■ **WHAT YOU HAVE TO DO**: Within the listing below, how many lines hold the string "content"? Only the number should be given.

____________

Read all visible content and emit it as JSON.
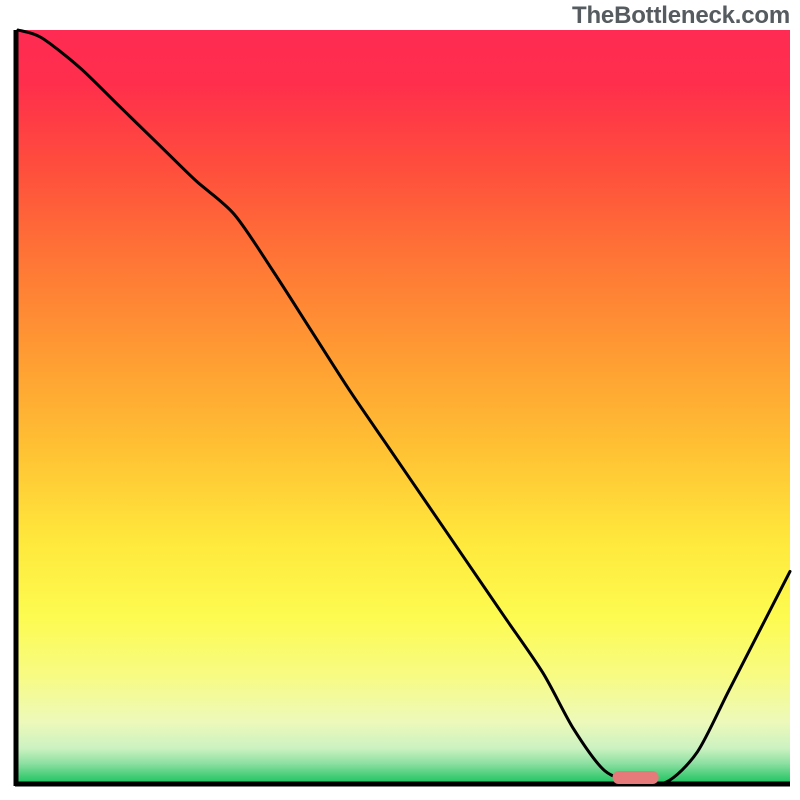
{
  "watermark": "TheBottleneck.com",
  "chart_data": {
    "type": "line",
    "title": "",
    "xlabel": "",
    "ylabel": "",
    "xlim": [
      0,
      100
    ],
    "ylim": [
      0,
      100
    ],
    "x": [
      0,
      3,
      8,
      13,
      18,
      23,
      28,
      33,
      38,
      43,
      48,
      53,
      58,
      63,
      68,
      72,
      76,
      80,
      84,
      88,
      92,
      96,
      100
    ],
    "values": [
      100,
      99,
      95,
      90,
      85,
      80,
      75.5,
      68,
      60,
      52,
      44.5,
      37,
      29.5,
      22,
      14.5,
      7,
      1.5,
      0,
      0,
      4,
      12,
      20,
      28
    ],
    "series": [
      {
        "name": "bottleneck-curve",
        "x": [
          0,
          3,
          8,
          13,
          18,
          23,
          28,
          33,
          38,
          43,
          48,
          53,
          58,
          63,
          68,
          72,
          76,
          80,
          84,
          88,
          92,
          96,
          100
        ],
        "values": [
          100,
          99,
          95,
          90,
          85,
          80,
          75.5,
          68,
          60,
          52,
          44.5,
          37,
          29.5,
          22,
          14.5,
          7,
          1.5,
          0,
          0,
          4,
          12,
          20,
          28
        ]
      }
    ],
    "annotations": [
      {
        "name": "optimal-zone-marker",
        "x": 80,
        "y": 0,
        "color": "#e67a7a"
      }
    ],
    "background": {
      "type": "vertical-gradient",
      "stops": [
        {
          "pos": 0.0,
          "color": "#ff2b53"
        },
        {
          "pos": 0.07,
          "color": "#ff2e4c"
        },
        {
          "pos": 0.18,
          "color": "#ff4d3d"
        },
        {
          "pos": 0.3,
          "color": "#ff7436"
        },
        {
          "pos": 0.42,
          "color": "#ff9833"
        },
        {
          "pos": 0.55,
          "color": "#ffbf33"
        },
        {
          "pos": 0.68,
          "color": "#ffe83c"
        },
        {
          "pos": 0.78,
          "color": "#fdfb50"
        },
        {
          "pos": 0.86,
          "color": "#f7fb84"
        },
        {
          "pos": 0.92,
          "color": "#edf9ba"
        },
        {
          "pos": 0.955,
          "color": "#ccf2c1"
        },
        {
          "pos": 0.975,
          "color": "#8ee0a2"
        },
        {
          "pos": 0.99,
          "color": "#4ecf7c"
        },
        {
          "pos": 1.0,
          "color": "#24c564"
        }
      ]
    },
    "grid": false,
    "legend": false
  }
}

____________

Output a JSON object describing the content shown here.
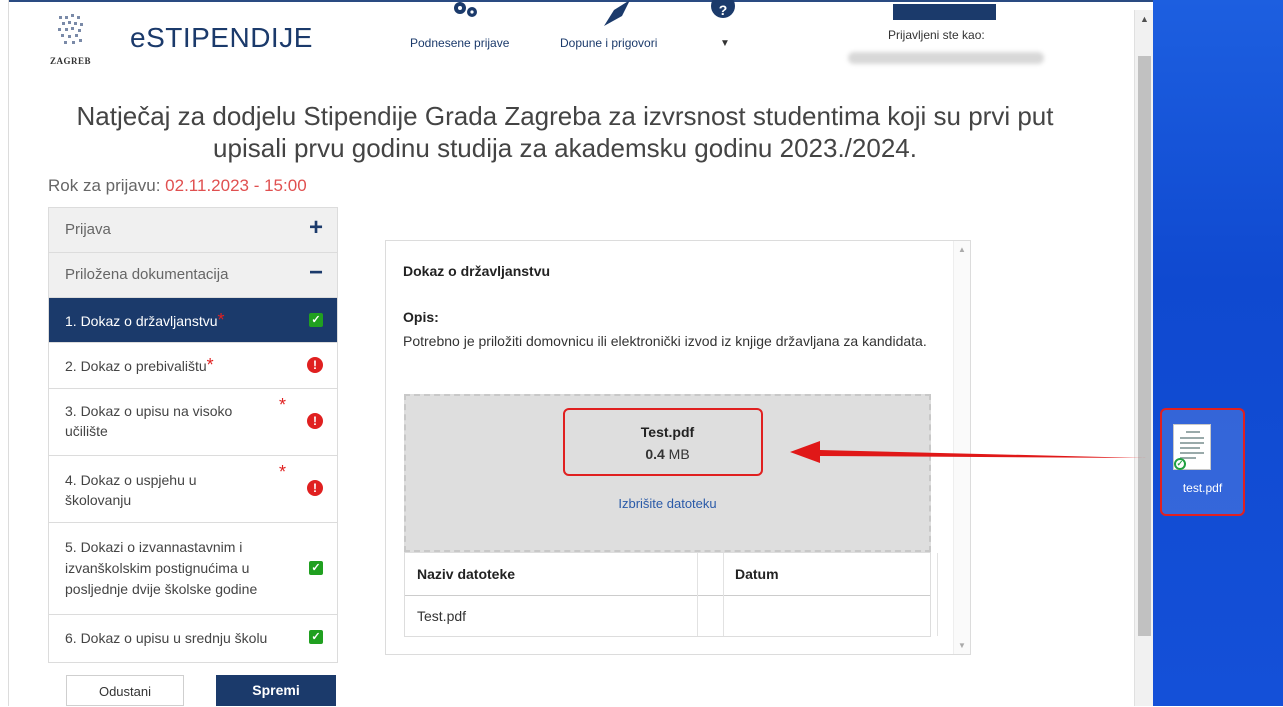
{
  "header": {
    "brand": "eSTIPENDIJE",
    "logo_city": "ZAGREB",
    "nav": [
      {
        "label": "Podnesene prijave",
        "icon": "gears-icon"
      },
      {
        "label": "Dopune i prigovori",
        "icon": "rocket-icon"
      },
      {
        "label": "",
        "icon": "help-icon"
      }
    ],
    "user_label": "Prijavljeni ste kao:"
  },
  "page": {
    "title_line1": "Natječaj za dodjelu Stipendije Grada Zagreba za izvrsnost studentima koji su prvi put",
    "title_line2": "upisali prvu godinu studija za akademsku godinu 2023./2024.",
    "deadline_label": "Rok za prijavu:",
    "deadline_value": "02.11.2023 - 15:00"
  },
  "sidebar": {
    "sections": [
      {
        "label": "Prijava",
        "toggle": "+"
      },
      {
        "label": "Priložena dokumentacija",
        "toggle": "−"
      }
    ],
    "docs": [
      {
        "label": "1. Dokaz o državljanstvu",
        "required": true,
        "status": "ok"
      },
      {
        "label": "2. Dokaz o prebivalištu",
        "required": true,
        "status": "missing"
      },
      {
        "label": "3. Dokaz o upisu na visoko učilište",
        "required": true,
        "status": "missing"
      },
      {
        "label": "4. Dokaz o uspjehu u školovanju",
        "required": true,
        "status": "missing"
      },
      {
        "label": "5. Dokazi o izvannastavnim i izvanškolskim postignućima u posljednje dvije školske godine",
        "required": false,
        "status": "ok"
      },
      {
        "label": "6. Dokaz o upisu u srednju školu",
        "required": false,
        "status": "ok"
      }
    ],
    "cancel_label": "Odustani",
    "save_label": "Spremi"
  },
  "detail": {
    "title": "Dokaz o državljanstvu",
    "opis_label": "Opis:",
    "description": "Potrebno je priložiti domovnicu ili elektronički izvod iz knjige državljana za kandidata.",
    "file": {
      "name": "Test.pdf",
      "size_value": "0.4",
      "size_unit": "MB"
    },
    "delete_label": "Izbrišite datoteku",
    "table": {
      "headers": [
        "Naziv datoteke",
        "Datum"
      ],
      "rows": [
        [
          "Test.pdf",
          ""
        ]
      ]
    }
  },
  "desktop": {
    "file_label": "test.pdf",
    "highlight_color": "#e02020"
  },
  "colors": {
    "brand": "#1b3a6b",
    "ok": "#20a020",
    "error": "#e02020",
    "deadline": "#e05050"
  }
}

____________

■ **TASK RESULT**: 2